I suggest being very weary of sharing the actual questions. Instead, share general topics or conduct a pre call to talk through the goals of the piece. There will be certain scenarios where higher ups request the questions for legal purposes. In that case, hand them over — but make that a last resort.

Make it Conversational

If you are taking the interview style approach, make it as conversational as possible. This starts with reminding the interviewee that they will be looking at you instead of the camera.

Some of the normal tactics of strong communication apply here. Make eye contact while using a relaxed delivery. This will put the subject at ease. The last thing you want is a nervous subject. That nervousness will be felt directly by the viewer and will strangle getting great answers.

Don’t Check Boxes

Listen to your interviewee. What I mean by that is to ask the question, engage and have a conversation. Too many times I have seen interviewers stare at their sheet of questions with the goal of simply checking off the questions answered. If you’re staring at your questions, you’re not truly listening. By not being engaged, this closes the door on the potential of getting emotional responses or asking your subject to elaborate on a critical part of their story.

At Spiracle Media, we focus on 4-5 points max during an interview. The rest of the time is reserved for follow ups. You should also consider asking some softball question off the top to get your subject warmed up. Save the best for last.

Ask Relevant Questions

This sounds like a given, but you would be surprised how many times our partners submit questions that have nothing to do with the story. They get wrapped up in the “who” they’re interviewing, rather than focusing on their place within the story.

There are primary and complementary interviews. Primary interviews consist of the main character(s) that will drive the story forward. Who or what is the piece about? As for complementary, these interviews provide the key support. Each serves an essential purpose within the piece. With this in mind, tailor your questions to fit the role.

Simply ask a few of the following questions to yourself. What are they speaking to? Are they the main narrator or a bridge? Are they there for one specific sound bite or multiple?

This will help guide you with question generation. Most interviews go much longer than needed because of irrelevant questions.

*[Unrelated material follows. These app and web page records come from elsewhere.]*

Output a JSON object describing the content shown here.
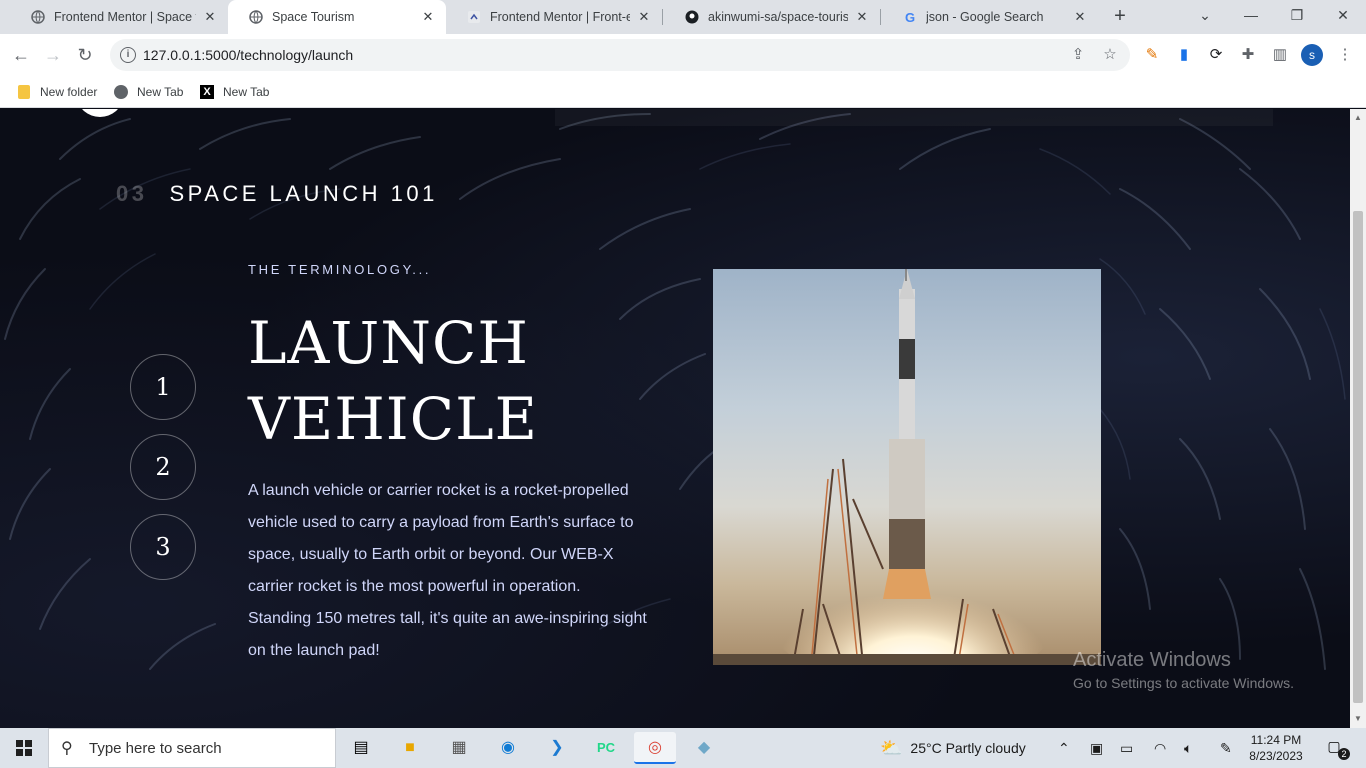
{
  "browser": {
    "tabs": [
      {
        "label": "Frontend Mentor | Space tou",
        "icon": "globe-icon",
        "active": false
      },
      {
        "label": "Space Tourism",
        "icon": "globe-icon",
        "active": true
      },
      {
        "label": "Frontend Mentor | Front-end",
        "icon": "frontendmentor-icon",
        "active": false
      },
      {
        "label": "akinwumi-sa/space-tourism-",
        "icon": "github-icon",
        "active": false
      },
      {
        "label": "json - Google Search",
        "icon": "google-icon",
        "active": false
      }
    ],
    "new_tab_glyph": "+",
    "address": {
      "url": "127.0.0.1:5000/technology/launch"
    },
    "profile_initial": "s",
    "bookmarks": [
      {
        "label": "New folder",
        "icon": "folder-icon"
      },
      {
        "label": "New Tab",
        "icon": "globe-icon"
      },
      {
        "label": "New Tab",
        "icon": "x-icon"
      }
    ]
  },
  "page": {
    "heading_number": "03",
    "heading": "SPACE LAUNCH 101",
    "steps": [
      "1",
      "2",
      "3"
    ],
    "subheading": "THE TERMINOLOGY...",
    "title": "LAUNCH VEHICLE",
    "description": "A launch vehicle or carrier rocket is a rocket-propelled vehicle used to carry a payload from Earth's surface to space, usually to Earth orbit or beyond. Our WEB-X carrier rocket is the most powerful in operation. Standing 150 metres tall, it's quite an awe-inspiring sight on the launch pad!",
    "accent_color": "#d0d6f9",
    "background_color": "#0b0d17"
  },
  "watermark": {
    "line1": "Activate Windows",
    "line2": "Go to Settings to activate Windows."
  },
  "taskbar": {
    "search_placeholder": "Type here to search",
    "weather": "25°C  Partly cloudy",
    "time": "11:24 PM",
    "date": "8/23/2023",
    "notification_count": "2"
  }
}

Do Your Homework

Prep for your interviews. This can include reviewing the interviewee’s bio or running an online search. Building this knowledge base will give you more confidence to ask the right questions. It also provides additional context. This can go a long way with generating rapport on set.

I briefly mentioned this earlier, but pre calls with your main subjects are great opportunities to build trust and gather information ahead of the shoot. This takes away much of the awkwardness in meeting a person for the first time especially if the story deals with emotional topics.

 

These are all things that, if implemented, will work to your advantage. The main goal of every interview shoot is to put yourself (interviewer) and the interviewee in the best possible position to succeed.

Make it fun and conversational – the viewer will notice!